What to work on. Look for the word "screenshot" in the entries and copy every line where it shows up.
Recorded data START
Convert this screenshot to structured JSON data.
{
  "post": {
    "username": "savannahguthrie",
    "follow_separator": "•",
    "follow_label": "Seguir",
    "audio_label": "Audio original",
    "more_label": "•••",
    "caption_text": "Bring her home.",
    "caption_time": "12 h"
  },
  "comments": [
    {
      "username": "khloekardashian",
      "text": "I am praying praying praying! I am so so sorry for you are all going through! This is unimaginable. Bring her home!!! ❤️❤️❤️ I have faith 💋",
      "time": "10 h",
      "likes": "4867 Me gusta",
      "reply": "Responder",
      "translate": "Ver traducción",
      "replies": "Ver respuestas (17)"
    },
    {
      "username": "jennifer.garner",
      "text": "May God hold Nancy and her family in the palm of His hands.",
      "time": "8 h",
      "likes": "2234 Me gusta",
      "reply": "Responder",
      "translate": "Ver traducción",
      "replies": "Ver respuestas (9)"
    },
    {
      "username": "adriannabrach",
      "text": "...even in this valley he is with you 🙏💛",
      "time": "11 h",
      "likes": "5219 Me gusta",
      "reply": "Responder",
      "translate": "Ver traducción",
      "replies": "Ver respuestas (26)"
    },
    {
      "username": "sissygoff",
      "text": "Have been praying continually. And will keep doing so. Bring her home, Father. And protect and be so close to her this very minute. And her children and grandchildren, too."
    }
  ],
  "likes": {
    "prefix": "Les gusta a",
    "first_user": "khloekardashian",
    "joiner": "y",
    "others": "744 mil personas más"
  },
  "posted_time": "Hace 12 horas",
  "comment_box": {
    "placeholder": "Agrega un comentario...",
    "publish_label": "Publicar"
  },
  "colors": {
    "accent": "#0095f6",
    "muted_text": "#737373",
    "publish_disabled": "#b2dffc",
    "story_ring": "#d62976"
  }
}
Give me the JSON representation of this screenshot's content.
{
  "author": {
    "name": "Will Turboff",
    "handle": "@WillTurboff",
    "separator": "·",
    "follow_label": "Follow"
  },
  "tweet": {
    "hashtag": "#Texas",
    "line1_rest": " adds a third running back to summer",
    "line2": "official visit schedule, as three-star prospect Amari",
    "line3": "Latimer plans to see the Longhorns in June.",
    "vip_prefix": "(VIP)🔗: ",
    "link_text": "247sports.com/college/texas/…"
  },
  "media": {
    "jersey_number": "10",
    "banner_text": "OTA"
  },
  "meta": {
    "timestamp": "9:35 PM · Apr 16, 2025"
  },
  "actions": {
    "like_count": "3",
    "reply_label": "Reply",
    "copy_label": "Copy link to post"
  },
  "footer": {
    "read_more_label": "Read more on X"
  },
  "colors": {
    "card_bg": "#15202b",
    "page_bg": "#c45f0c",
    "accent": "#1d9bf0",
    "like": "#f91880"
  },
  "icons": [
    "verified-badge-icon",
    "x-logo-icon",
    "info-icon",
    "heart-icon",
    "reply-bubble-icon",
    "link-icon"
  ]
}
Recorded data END
Response area.
Convert this screenshot to structured JSON data.
Give me the JSON representation of this screenshot's content.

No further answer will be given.